The TDOA provides archaeological review and compliance services to the Tennessee State Historic Preservation Office (SHPO) through a contract with the Tennessee Historical Commission. Questions regarding Section 106 review may be addressed to the Federal Programs Archaeologist Jennifer Barnett, at 615-687-4780 or by email at Jennifer.Barnett@tn.gov. Additional information and resources regarding Section 106 review are available at the Tennessee Historical Commission website.
The TDOA is responsible for issuing permits for archaeological work to be conducted on State lands. Archaeologists must receive a permit from the TDOA before beginning any archaeological investigations on State lands.
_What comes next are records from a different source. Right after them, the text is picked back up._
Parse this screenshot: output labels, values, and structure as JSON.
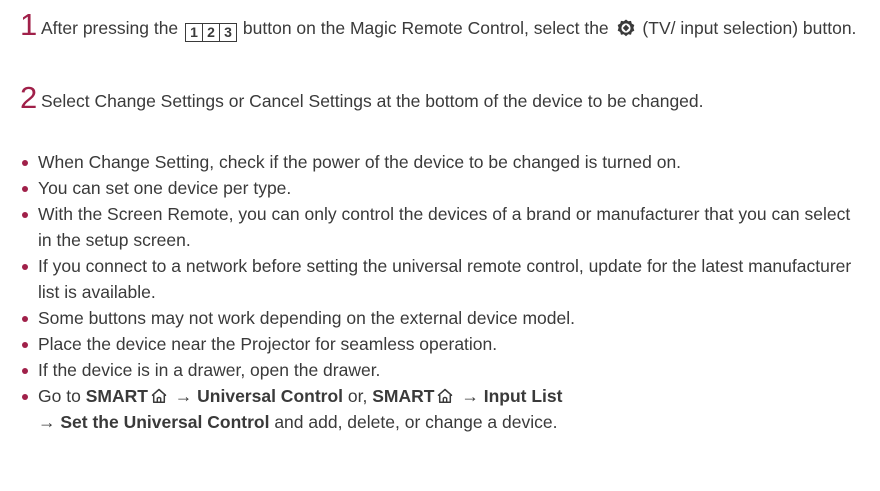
{
  "steps": [
    {
      "number": "1",
      "text_before_button": "After pressing the",
      "button_digits": [
        "1",
        "2",
        "3"
      ],
      "text_middle": "button on the Magic Remote Control, select the",
      "text_after_icon": "(TV/ input selection) button."
    },
    {
      "number": "2",
      "text": "Select Change Settings or Cancel Settings at the bottom of the device to be changed."
    }
  ],
  "bullets": [
    "When Change Setting, check if the power of the device to be changed is turned on.",
    "You can set one device per type.",
    "With the Screen Remote, you can only control the devices of a brand or manufacturer that you can select in the setup screen.",
    "If you connect to a network before setting the universal remote control, update for the latest manufacturer list is available.",
    "Some buttons may not work depending on the external device model.",
    "Place the device near the Projector for seamless operation.",
    "If the device is in a drawer, open the drawer."
  ],
  "last_bullet": {
    "go_to": "Go to",
    "smart1": "SMART",
    "arrow1": "→",
    "universal_control": "Universal Control",
    "or": "or,",
    "smart2": "SMART",
    "arrow2": "→",
    "input_list": "Input List",
    "arrow3": "→",
    "set_universal": "Set the Universal Control",
    "tail": "and add, delete, or change a device."
  },
  "colors": {
    "accent": "#a02049",
    "text": "#3a3a3a"
  },
  "icons": [
    "number-buttons-icon",
    "tv-input-gear-icon",
    "home-icon"
  ]
}
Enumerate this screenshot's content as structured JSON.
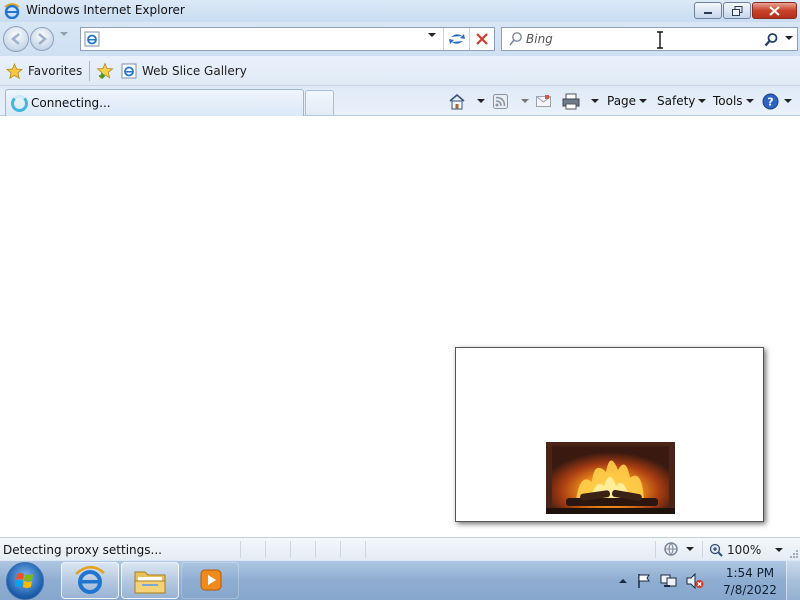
{
  "window": {
    "title": "Windows Internet Explorer",
    "icon": "ie-icon",
    "controls": [
      "minimize-icon",
      "restore-icon",
      "close-icon"
    ]
  },
  "navigation": {
    "address_value": "",
    "address_placeholder": "",
    "search_placeholder": "Bing",
    "search_value": ""
  },
  "favorites_bar": {
    "favorites_label": "Favorites",
    "items": [
      {
        "label": "Web Slice Gallery",
        "icon": "ie-page-icon"
      }
    ]
  },
  "tabs": [
    {
      "label": "Connecting...",
      "state": "loading"
    }
  ],
  "command_bar": {
    "page_label": "Page",
    "safety_label": "Safety",
    "tools_label": "Tools"
  },
  "content": {
    "popup": {
      "image": "fireplace-image"
    }
  },
  "status_bar": {
    "status_text": "Detecting proxy settings...",
    "zoom": "100%"
  },
  "taskbar": {
    "pinned": [
      "internet-explorer",
      "windows-explorer",
      "windows-media-player"
    ],
    "clock_time": "1:54 PM",
    "clock_date": "7/8/2022"
  },
  "colors": {
    "title_gradient_top": "#dce9f7",
    "close_button": "#c9432a",
    "taskbar": "#8fadd1",
    "loading_spinner": "#42b6df"
  }
}
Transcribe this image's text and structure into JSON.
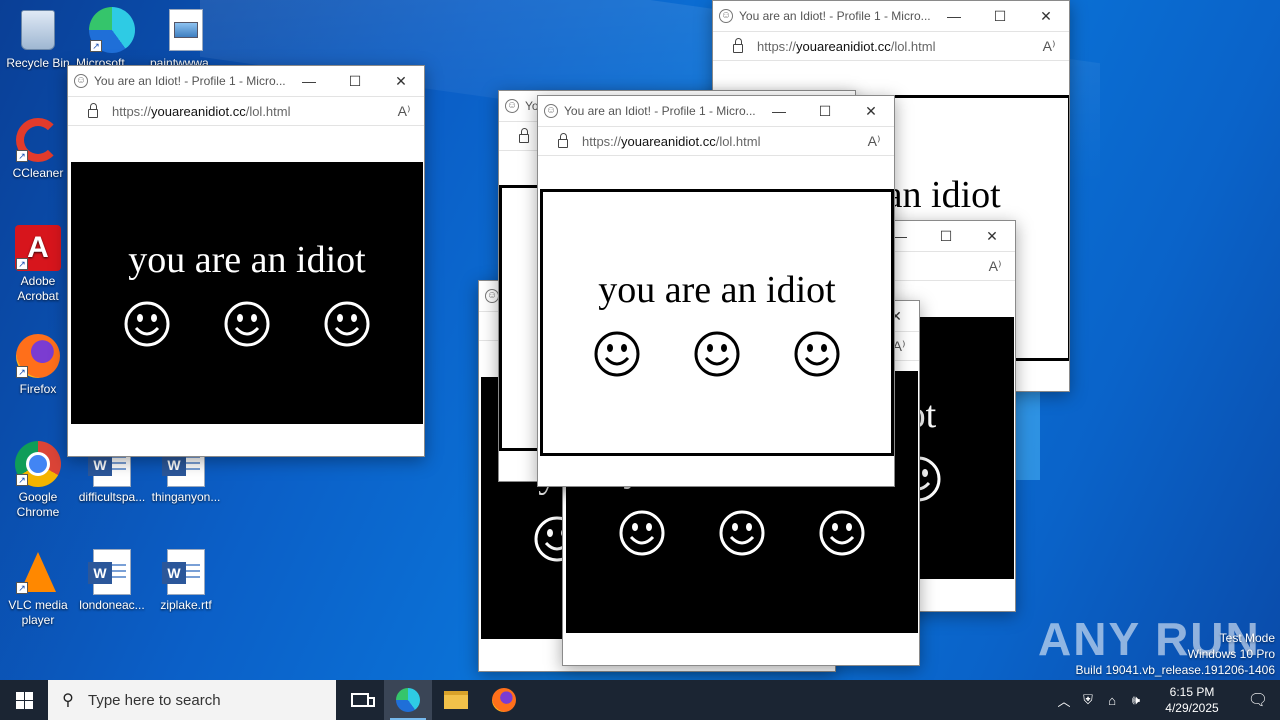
{
  "desktop": {
    "icons": [
      {
        "label": "Recycle Bin"
      },
      {
        "label": "Microsoft Edge"
      },
      {
        "label": "paintwwwaag..."
      },
      {
        "label": "CCleaner"
      },
      {
        "label": "Adobe Acrobat"
      },
      {
        "label": "Firefox"
      },
      {
        "label": "Google Chrome"
      },
      {
        "label": "difficultspa..."
      },
      {
        "label": "thinganyon..."
      },
      {
        "label": "VLC media player"
      },
      {
        "label": "londoneac..."
      },
      {
        "label": "ziplake.rtf"
      }
    ]
  },
  "browser": {
    "title": "You are an Idiot! - Profile 1 - Micro...",
    "url_prefix": "https://",
    "url_domain": "youareanidiot.cc",
    "url_path": "/lol.html",
    "minimize": "—",
    "maximize": "☐",
    "close": "✕",
    "read_aloud": "A⁾"
  },
  "page": {
    "message": "you are an idiot"
  },
  "watermark": {
    "brand": "ANY RUN",
    "line1": "Test Mode",
    "line2": "Windows 10 Pro",
    "line3": "Build 19041.vb_release.191206-1406"
  },
  "taskbar": {
    "search_placeholder": "Type here to search",
    "time": "6:15 PM",
    "date": "4/29/2025"
  }
}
For more information about State Archaeological Permits click here.
The Division offers information and guidance to a wide variety of entities seeking archaeological assistance. These entities include governmental agencies, private consultants, law enforcement, academics, avocational archaeologists, and the general public. Public outreach opportunities, such as school presentations, are accommodated as Division staff schedules allow.
Archaeological Site Concerns
The Division of Archaeology often receives calls from citizens concerned about the potential destruction of archaeological sites by ongoing and proposed development projects. The Division can provide general information regarding the archaeological background of the project area, guidance to developers and/or local planning agencies as appropriate. There is no state law that requires private landowners to avoid disturbing archaeological sites, even if known sites are present on their property.
Human Remains and Burials
The TDOA often receives and responds to reports of disturbed human remains. If a burial is uncovered during development or construction, the Division may assist the builder and/or landowner in considering options to avoid the burial(s). If avoidance is not feasible then the builder and/or landowner must follow the legal process to move the grave. State cemetery laws require a court order prior to removing a human burial (ancient or modern). In the state of Tennessee it is illegal to knowingly tamper with, excavate, or otherwise disinter any human burials or funerary objects without legal permission (TCA 46-4-101).
If a developer or citizen encounters disturbed human burials on private property, they must stop work in the immediate area and notify local law enforcement and the State Archaeologist. If you wish to report the disturbance of human remains, please email State Archeologist Mike Moore at Mike.C.Moore@tn.gov or call 615-687-4776.
The historic cemeteries fact sheet (link below) provides some guidance regarding historic cemeteries. The Division does not survey cemetery locations and boundaries or maintain a directory of known historic cemeteries. Individuals needing cemetery delineation services should contract with a private archaeological consultant (Link Below). Individuals with legal questions or issues should acquire the services of legal counsel and/or contact local law enforcement. For general questions about historic cemeteries, please contact Division Historical Archaeologist, Ben Nance, at 615-687-4779 or through email at Benjamin.Nance@tn.gov.
Tennessee Archaeology Network
The Tennessee State Museum
The McClung Museum of Natural History and Culture
The C.H. Nash Museum Chucalissa
Native History Association
Tennessee History for Kids
Archaeology in Tennessee
Archaeology on TVA Lands
Pickett Archaeology Museum and ETSU Research Station
Tennessee State Historic Preservation Office Standards and Guidelines
The standards and guidelines for the Tennessee State Historic Preservation Office.
Laws Regarding Cemeteries and Burial Removals
TN laws related to cemeteries and burial removals.